Feeds

New iPod nano torn to pieces

So skinny, it's sick

Secure remote control for conventional and virtual desktops

Photos The fifth-generation iPod nano was released only yesterday, and already the deconstructionistas at repair-and-parts shop iFixit have vivisected one, yanking out its tiny, tightly engineered internal organs.

You can find the entire 28-photo teardown, complete with running commentary, on iFixit's website - but here are some of the highlights.

Before you can gut the iPod nano, you'll need to remove its clickwheel. Luckily - unlike previous nanos - doing so is a relatively easy task if you have the requisite spudger.
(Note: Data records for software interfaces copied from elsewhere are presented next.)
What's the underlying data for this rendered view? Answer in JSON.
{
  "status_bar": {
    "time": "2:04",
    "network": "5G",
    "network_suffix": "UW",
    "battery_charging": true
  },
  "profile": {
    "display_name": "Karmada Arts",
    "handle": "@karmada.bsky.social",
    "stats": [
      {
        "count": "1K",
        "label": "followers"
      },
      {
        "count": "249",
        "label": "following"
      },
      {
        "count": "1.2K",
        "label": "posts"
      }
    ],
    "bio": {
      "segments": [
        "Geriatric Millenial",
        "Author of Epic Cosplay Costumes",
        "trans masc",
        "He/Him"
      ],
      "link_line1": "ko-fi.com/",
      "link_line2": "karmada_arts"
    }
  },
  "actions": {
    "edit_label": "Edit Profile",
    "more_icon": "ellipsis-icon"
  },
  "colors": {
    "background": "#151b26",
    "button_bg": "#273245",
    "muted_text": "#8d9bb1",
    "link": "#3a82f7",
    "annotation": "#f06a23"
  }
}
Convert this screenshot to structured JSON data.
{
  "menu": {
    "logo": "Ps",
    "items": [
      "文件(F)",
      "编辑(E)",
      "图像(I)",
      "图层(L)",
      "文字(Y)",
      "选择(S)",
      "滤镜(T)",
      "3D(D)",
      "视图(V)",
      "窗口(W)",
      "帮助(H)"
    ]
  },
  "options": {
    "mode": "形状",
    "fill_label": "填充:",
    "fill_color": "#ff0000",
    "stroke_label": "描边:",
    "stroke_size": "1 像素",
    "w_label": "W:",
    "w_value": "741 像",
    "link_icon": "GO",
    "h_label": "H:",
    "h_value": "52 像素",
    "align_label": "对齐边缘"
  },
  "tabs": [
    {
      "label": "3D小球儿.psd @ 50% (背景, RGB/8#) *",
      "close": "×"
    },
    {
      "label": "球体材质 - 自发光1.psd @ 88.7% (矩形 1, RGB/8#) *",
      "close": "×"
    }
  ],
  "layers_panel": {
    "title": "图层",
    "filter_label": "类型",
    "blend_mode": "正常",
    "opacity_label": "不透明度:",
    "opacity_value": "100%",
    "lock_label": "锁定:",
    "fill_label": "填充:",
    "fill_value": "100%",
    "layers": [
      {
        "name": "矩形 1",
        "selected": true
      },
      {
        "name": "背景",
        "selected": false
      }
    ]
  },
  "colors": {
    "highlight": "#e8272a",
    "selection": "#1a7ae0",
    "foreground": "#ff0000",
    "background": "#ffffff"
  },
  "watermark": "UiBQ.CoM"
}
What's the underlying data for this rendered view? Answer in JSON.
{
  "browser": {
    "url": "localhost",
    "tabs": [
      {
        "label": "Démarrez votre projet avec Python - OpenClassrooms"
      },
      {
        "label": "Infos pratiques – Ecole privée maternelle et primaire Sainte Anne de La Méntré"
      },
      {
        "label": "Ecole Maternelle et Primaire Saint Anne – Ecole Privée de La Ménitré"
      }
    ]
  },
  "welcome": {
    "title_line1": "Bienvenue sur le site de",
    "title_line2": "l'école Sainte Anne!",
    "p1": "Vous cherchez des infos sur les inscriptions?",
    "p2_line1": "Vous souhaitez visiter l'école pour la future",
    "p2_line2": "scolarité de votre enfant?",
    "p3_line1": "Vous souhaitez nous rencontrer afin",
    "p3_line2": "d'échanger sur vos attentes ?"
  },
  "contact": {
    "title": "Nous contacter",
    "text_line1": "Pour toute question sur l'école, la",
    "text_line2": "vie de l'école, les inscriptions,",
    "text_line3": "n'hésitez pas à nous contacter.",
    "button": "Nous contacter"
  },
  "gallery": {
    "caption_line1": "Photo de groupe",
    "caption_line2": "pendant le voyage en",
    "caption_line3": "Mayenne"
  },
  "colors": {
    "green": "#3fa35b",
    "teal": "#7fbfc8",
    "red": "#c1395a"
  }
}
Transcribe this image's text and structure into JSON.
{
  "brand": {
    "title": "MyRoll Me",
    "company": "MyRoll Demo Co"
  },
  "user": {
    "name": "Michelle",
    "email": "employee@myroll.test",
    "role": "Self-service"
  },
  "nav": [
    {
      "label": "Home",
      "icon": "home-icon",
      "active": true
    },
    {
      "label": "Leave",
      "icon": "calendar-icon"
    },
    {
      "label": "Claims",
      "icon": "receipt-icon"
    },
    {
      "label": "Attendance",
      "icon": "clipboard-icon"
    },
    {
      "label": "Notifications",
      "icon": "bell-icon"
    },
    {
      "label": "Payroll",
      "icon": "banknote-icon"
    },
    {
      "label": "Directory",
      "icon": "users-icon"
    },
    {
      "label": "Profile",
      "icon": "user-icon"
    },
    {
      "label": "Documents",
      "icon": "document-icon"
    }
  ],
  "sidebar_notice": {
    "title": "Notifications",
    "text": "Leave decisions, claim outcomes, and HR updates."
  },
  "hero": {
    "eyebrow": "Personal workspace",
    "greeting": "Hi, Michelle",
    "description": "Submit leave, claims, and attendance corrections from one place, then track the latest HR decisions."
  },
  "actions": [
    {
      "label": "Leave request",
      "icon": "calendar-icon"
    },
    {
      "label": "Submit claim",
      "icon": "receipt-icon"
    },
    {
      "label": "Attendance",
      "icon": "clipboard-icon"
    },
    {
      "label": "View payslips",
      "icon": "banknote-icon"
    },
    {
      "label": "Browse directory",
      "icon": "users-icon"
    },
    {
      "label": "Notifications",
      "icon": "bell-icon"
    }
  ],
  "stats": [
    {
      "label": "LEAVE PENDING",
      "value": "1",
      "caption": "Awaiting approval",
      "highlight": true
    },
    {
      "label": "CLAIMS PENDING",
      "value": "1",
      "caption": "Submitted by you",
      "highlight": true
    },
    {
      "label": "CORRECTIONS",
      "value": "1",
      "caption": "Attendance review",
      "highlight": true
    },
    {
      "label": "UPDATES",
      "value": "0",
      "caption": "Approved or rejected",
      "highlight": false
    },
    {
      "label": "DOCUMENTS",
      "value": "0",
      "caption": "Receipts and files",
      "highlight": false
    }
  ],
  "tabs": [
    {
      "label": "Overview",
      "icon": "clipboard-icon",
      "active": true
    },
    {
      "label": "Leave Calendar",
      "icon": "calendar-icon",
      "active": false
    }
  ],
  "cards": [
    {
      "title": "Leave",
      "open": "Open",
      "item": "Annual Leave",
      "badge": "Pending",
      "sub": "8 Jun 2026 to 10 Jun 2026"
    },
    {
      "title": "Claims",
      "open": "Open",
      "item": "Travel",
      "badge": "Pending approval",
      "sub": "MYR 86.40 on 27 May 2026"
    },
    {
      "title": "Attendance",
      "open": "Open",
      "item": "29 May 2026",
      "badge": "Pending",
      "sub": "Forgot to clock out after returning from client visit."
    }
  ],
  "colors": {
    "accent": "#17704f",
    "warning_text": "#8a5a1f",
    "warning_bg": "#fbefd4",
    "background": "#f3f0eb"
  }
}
Of course, iFixit is more than willing to sell you one as part of its two-utensil set of iPod Opening Tools.

Fifth-generation iPod nano take-apart photo

Opening a window into the iPod nano's soul

After the nano's end caps, video-camera bezel, clickwheel, and glass LCD cover have been popped off, you can slide the nano's guts out of its nether end. Doing so isn't easy, however - it's a tight fit. As iFixit says: "We don't recommend trying this at home."

Fifth-generation iPod nano take-apart photo

Sliding out its innards is harder than it looks

The fifth-generation iPod nano adds a number of new toy surprises inside, including the highly touted video camera, FM tuner, pedometer, and speaker. The speaker is a mere millimeter-or-so thick, so don't expect sound quality comparable to, say, a $60,000 Bowers & Wilkins Nautilus.

Fifth-generation iPod nano take-apart photo

The speaker: new frontiers in lo-fi

The camera that Apple trumpets is a dinky affair with a mere 640-by-480 resolution - that's 0.3 megapixels. Its meager megapixelage is likely one reason why the iPod nano can capture only video and not still images - YouTube is far more forgiving than even a half-decent photo printer. Make that a quarter-decent photo printer.

Also, iFixits point out that there's little room in the nano for a larger camera, seeing how that even without its mounting bracket, the two-megapixel camera in the iPhone 3G is about 6mm thick, and the nano is 6.2mm thick at the bulgiest part of its midsection - and that's the outside measurement.

Fifth-generation iPod nano take-apart photo

Don't sell your point-and-shoot just yet - this camera doesn't take stills

Fully disassembled, the fifth generation iPod nano is a flabbergasting Lilliputianization of engineering proficiency. Say what you will about Apple's consumer gadgets, they're inarguably built with an eye to detail. Now only if Cupertino could figure out how to keep them from exploding.

Fifth-generation iPod nano take-apart photo

Time to run the teardown in reverse - or kiss $149 good-bye

If this tour through the insides of the new iPod nano has whetted your appetite for further exploratory excursions, take a trip down memory lane with iFixit's teardowns of the first, second, third, and fourth generation iPod nanos. ®

Intelligent flash storage arrays

Whitepapers

Why cloud backup?
Combining the latest advancements in disk-based backup with secure, integrated, cloud technologies offer organizations fast and assured recovery of their critical enterprise data.
Forging a new future with identity relationship management
Learn about ForgeRock's next generation IRM platform and how it is designed to empower CEOS's and enterprises to engage with consumers.
How to determine if cloud backup is right for your servers
Two key factors, technical feasibility and TCO economics, that backup and IT operations managers should consider when assessing cloud backup.
Reg Reader Research: SaaS based Email and Office Productivity Tools
Read this Reg reader report which provides advice and guidance for SMBs towards the use of SaaS based email and Office productivity tools.
The Heartbleed Bug: how to protect your business with Symantec
What happens when the next Heartbleed (or worse) comes along, and what can you do to weather another chapter in an all-too-familiar string of debilitating attacks?